Exercise description: Count every line in the entries that holds the word "time". The reply is that count alone.

__________

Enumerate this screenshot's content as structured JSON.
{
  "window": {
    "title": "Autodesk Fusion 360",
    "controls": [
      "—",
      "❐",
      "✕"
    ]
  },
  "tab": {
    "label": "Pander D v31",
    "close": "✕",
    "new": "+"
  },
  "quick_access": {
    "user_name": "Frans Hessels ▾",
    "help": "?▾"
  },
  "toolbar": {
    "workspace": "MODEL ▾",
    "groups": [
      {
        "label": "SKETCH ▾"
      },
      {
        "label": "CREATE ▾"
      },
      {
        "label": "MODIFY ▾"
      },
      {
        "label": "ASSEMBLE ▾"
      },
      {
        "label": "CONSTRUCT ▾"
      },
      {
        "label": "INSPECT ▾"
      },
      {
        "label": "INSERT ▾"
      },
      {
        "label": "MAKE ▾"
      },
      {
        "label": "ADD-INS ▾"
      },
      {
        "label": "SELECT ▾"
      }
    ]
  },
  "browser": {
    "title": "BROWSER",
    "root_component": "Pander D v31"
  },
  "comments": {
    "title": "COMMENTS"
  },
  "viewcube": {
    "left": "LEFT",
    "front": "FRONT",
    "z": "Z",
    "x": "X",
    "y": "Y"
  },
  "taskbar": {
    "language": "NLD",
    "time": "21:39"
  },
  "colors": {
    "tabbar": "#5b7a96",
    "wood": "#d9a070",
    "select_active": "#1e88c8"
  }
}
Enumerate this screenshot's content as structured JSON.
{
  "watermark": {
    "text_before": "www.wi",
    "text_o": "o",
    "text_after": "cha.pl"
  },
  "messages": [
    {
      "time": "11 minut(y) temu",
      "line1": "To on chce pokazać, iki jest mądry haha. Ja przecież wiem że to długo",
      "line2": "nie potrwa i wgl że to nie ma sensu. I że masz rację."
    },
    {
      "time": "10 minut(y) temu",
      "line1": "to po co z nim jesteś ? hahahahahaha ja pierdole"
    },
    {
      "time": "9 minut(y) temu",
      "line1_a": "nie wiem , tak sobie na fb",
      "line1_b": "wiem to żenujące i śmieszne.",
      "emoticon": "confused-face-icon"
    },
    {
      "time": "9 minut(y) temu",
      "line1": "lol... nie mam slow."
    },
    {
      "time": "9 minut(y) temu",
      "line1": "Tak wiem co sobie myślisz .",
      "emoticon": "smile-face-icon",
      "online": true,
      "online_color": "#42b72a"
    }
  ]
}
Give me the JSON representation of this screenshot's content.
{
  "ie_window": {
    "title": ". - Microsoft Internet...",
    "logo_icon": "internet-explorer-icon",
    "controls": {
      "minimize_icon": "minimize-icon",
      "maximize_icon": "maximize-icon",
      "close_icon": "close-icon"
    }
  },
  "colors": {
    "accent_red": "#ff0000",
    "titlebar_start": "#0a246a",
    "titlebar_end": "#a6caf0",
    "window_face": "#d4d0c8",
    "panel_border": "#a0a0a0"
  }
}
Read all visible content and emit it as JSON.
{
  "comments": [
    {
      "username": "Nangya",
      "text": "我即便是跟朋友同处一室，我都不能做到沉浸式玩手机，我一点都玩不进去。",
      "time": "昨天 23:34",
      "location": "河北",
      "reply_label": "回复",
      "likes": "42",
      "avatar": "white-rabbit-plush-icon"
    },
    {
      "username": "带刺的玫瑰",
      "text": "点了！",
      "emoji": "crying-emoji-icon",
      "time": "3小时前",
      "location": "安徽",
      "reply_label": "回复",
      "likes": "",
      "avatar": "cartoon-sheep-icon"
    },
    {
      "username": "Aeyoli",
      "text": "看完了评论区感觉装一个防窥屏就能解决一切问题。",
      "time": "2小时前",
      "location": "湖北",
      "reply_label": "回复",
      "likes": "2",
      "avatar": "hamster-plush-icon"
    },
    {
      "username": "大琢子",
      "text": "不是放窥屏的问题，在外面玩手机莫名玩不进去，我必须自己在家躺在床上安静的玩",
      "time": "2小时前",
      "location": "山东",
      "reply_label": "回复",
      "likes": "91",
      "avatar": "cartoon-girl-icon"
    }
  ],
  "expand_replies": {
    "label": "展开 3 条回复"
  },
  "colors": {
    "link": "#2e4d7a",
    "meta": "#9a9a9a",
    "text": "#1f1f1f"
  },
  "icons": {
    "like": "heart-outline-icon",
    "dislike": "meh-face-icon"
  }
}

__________

Solution: 10